The November 2023 issue of NIOSH’s Behind the Wheel at Work offers employers thoughts on:

  1. Challenges to Driver Well-being
  2. How Well-being Impacts Driving
  3. How Employers Can Promote Driver Well-being

The Surface Transportation Assistance Act (STAA)

Under the Fatigue Rule, drivers may not drive and employers may not require them to drive when they are too sick or fatigued to operate safely.  Employers would be wise to address driver well-being and design a program to manage claims of fatigue and illness.  The STAA protects CMV drivers from retaliatory action by carriers if drivers refuse to drive due to safety concerns, including claims of fatigue and sickness.  The Act’s implementing regulations are found at 29 CFR Part 1978.  As part of its whistleblower investigation responsibilities, OSHA investigates alleged STAA violations and corresponding retaliation claims.  Employer subject to retaliation claims may face exposure to both monetary damages or injunctive requests from employees. 

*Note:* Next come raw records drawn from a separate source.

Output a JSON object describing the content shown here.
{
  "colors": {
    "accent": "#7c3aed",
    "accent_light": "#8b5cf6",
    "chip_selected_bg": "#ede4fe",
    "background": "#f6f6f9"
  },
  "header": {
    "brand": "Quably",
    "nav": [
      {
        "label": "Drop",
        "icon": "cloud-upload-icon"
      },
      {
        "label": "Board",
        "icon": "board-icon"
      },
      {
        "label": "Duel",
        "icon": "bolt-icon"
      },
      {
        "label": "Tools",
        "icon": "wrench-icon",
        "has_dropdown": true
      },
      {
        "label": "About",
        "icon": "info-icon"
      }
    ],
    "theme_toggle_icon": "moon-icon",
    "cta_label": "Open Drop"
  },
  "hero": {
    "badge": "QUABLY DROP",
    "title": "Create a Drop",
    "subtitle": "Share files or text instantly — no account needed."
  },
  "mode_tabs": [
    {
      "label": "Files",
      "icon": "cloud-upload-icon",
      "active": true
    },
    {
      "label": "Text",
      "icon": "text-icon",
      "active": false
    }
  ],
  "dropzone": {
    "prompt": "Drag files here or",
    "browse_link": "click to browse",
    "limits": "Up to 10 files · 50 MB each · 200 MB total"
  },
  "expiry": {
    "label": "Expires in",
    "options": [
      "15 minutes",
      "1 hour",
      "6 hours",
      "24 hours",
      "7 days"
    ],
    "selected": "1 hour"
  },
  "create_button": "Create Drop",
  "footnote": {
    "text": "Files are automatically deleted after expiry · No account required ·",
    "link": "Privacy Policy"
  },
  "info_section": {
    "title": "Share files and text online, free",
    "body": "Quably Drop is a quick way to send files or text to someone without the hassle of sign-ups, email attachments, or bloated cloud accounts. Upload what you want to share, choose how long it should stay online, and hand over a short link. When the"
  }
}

The Occupational Safety and Health (OSH Act)

OSHA recognizes that long work hours may increase the risk of injuries and accidents and can contribute to poor health and worker fatigue.  This can include increased level of stress or lack of physical activity and illness. Increased levels of stress has the potential to escalate into instances of workplace violence, governed by OSHA’s general duty clause.  Lack of physical activity or illness has the potential to increase into a host of injuries or illnesses that may become recordable instances for purposes of recording on OSHA’s 300 form.  As such, with respect to both OSHA enforcement and general compliance, employers should evaluate and address worker fatigue in the workplace.

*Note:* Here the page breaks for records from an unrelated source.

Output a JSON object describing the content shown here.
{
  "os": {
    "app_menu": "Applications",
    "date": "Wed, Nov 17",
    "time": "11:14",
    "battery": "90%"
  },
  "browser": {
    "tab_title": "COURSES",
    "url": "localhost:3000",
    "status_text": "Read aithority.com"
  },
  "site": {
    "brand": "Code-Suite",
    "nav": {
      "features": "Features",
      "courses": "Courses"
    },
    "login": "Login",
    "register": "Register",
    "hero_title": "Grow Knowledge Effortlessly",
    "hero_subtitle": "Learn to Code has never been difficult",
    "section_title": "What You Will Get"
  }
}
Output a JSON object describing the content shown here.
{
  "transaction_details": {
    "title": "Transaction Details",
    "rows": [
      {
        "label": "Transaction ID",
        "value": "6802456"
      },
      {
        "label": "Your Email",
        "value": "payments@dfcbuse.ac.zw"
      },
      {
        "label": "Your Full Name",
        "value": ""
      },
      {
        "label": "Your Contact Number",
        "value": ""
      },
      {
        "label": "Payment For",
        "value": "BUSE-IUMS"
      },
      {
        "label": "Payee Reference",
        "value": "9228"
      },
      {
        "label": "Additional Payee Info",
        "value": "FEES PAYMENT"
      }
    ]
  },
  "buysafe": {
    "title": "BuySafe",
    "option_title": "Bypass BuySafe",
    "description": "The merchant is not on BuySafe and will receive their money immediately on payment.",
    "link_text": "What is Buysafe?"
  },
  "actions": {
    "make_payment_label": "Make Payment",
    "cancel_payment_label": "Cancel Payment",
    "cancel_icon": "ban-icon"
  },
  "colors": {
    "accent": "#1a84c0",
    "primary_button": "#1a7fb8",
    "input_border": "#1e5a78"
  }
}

For more information on this or any related topic please contact the authors, your Seyfarth attorney, or any member of the Workplace Safety and Health (OSHA/MSHA) or Workplace Policies and Handbooks Teams